Records from a dataset
--
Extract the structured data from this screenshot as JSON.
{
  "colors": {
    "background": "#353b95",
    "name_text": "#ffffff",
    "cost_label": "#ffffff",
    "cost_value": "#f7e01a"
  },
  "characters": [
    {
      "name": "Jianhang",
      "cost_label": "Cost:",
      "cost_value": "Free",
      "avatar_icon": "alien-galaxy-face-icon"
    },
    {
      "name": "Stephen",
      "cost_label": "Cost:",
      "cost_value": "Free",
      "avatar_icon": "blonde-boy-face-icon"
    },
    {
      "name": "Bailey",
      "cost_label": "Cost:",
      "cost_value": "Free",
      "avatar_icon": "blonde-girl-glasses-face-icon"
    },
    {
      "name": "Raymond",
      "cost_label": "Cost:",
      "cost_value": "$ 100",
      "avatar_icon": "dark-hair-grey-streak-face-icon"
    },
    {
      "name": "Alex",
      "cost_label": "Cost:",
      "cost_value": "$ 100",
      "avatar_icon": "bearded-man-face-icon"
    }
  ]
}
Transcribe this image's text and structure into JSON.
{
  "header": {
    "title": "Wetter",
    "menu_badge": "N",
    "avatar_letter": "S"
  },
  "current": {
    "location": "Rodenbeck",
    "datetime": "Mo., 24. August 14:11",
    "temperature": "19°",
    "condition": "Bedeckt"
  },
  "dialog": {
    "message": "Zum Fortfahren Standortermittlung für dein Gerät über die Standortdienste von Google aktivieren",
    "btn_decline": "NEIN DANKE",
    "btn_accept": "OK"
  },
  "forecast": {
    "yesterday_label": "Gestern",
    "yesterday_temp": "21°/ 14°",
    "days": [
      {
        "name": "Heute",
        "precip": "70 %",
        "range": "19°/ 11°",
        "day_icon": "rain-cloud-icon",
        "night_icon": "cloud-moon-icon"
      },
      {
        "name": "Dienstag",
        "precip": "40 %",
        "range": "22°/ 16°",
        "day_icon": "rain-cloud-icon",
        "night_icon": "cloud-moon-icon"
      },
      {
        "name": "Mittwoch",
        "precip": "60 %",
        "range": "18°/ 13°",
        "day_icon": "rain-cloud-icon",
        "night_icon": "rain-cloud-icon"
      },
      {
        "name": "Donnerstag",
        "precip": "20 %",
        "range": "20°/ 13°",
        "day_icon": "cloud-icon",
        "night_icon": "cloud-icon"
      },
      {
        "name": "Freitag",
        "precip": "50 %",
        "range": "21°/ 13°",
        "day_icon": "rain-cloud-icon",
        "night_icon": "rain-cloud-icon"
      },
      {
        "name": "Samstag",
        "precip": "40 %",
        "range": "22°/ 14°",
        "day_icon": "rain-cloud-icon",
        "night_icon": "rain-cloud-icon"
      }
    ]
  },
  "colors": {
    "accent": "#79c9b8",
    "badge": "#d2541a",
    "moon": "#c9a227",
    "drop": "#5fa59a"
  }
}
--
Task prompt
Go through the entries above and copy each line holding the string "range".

Task output
        "range": "19°/ 11°",
        "range": "22°/ 16°",
        "range": "18°/ 13°",
        "range": "20°/ 13°",
        "range": "21°/ 13°",
        "range": "22°/ 14°",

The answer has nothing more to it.